When savvy homeowners invest in their properties, they want to be confident that they can make a return on their investment. Sure – you could invest in a new electric garage door for your property, but how much home value does it really add in practice? Not a lot, probably.
Remodeling your kitchen is a much bigger deal. A new garage door mechanism will probably set you back a few hundred dollars. A brand new kitchen, on the other hand, with all the bells and whistles, could easily cost tens of thousands.
So what’s the expected return on investment for people who invest in kitchen remodels in Australia? Let’s take a look.
What Is The Average Return On Investment For A Kitchen Remodel In Australia?
When it comes to kitchen renovations, some people go all out. It is not uncommon for those at the high end of the market to blow $100,000 on bespoke cabinetry, marble flooring, and solid granite worktops.
Some people, however, take a more frugal tack, paying as little as $10,000. At this price point, the fixtures and fittings are basic, but the investment can still have a remarkable impact on the selling price of a property – far above the cost of implementation.
An estimate from Better Homes suggests that a $10K investment in a kitchen could yield a $20K increase in the value of the property.

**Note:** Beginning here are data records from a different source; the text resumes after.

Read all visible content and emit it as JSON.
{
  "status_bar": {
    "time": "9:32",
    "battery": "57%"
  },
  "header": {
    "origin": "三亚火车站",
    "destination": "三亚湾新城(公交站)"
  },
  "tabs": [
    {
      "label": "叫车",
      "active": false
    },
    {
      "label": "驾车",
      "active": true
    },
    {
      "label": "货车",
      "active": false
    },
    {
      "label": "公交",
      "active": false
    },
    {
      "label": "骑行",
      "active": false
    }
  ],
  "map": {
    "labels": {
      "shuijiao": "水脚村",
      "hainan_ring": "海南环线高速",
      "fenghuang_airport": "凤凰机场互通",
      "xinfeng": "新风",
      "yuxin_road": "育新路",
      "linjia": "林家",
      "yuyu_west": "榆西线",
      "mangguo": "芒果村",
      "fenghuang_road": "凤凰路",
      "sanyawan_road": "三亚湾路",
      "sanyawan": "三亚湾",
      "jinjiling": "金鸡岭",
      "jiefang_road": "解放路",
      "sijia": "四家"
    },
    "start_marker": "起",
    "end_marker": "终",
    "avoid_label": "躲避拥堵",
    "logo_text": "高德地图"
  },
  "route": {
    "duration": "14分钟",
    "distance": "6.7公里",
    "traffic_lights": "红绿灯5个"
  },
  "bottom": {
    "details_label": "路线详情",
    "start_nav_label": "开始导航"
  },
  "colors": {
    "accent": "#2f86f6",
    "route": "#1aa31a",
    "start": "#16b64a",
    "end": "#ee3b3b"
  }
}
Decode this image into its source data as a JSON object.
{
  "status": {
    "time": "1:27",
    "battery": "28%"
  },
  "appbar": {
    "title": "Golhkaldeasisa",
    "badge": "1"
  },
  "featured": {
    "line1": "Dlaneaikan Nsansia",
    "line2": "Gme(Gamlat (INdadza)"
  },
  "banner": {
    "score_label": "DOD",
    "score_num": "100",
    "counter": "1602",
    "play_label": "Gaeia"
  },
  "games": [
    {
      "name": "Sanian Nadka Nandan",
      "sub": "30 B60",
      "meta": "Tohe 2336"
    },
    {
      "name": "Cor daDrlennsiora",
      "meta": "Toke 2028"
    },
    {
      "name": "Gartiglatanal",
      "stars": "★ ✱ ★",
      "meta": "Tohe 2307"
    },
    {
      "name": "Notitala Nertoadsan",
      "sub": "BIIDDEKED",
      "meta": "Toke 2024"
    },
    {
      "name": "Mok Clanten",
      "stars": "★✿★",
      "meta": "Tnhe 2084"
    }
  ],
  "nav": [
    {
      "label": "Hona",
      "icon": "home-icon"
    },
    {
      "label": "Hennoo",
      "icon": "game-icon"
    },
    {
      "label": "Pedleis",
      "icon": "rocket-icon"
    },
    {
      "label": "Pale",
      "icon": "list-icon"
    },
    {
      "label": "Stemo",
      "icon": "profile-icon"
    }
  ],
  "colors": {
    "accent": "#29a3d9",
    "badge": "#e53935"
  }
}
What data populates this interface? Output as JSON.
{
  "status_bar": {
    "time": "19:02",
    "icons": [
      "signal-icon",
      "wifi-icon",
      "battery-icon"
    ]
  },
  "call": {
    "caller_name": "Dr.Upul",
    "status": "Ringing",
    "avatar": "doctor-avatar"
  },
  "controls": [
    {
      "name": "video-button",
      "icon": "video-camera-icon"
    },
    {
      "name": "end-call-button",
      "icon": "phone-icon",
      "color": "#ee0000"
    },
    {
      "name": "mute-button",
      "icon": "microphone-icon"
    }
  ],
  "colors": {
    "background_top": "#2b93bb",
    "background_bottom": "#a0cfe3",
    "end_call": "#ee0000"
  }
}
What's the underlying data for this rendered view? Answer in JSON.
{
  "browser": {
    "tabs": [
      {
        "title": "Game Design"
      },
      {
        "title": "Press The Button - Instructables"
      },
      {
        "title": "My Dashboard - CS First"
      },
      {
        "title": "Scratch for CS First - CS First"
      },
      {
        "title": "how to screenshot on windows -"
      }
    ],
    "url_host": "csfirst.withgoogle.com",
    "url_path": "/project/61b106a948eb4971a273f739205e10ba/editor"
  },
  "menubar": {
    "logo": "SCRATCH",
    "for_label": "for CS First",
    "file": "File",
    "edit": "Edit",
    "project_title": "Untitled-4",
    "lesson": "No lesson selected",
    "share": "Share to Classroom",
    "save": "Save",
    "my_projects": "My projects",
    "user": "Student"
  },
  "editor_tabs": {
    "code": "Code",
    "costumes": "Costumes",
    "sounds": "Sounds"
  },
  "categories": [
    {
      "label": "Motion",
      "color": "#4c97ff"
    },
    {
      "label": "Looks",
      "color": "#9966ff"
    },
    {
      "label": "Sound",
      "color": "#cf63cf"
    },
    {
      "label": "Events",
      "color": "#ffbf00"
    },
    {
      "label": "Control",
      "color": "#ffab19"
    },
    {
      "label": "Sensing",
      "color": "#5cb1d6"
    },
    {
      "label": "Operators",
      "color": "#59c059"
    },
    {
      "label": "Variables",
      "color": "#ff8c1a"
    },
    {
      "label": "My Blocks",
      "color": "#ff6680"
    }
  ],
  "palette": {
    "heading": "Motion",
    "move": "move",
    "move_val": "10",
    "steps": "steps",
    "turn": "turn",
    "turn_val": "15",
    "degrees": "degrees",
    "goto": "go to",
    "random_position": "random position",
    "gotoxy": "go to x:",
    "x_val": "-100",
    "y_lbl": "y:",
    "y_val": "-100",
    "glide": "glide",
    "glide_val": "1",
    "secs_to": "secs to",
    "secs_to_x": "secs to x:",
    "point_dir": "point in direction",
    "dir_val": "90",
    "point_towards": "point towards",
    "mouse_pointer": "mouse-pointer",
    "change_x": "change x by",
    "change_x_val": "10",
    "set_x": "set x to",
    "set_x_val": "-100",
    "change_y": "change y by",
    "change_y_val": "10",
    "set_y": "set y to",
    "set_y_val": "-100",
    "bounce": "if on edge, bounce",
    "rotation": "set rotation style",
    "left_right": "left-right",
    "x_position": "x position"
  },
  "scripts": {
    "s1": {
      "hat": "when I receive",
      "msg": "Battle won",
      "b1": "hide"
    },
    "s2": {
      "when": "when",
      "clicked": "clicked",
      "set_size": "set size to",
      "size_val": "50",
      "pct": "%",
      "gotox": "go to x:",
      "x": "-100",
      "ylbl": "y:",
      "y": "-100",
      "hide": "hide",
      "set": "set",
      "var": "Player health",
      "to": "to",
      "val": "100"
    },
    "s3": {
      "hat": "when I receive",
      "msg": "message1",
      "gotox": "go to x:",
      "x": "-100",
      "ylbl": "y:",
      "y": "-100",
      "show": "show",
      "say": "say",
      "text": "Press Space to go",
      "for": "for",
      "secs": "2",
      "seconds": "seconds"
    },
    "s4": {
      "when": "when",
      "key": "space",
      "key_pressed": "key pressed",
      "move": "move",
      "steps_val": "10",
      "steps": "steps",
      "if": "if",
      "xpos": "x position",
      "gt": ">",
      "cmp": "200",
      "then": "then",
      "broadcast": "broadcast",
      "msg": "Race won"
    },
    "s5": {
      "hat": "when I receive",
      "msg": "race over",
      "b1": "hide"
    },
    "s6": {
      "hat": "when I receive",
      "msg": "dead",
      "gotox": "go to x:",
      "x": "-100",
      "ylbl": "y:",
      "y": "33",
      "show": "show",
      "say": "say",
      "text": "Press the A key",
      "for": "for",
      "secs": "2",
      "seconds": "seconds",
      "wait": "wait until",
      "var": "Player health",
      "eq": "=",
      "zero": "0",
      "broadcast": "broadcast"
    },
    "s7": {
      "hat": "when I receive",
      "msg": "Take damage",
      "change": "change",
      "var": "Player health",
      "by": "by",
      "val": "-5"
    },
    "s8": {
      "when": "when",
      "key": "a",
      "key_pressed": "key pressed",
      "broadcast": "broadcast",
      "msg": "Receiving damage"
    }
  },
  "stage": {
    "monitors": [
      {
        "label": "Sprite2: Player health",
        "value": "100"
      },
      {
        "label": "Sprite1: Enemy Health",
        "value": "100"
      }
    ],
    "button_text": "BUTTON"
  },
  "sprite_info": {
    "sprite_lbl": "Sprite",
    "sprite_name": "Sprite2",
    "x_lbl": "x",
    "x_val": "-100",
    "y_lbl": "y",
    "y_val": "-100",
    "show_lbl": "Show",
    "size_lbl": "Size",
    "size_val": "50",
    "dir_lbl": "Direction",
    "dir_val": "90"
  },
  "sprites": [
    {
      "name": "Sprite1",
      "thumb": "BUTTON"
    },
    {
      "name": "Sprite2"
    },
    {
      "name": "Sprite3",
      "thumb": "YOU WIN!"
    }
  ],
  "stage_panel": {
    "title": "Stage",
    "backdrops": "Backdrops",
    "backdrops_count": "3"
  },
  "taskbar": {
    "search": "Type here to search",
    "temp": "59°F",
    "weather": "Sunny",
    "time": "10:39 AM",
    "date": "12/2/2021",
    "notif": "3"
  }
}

That’s a whopping 100 per cent return on your investment.
But for those spending more, it can be a sliding scale. A $50K remodel might yield a $70K increase in the price of the property; a $70K remodel might boost the value by $80K and so on. Nevertheless, the majority of homeowners are still likely to make a return, even if they shell out on a luxury refit.
Domain cites some fascinating figures on the return that you could expect from investing in a new kitchen. It says that you can spend $10,000 on a kitchen and increase the value of your property by $50,000 to $60,000. That’s a 400 to 500 per cent return.
Business Insider Australia takes a slightly more conservative view. It cites Chris Dossman, an agent working for a major real estate firm, who says that kitchens usually return around 66 per cent – so not as good as before, but still pretty decent.
Why Your ROI Might Be Lower Than You Want
Most kitchen renovations do add value to your home, but there are some caveats.
If your kitchen is down a corridor, at the back of your house or next to a toilet, no amount of renovation can undo the damage. Buyers will take one look at the floorplan and demand that you lower the price.
Costs can also escalate if you have poor plumbing or wiring, cutting into your returns. You might not be able to instal modern fittings and appliances if the infrastructure that supplies your kitchen isn’t up to the task.
Overall, therefore, most homeowners should see a positive return on their kitchen remodel investment, but it is by no means guaranteed. As always, do your research first.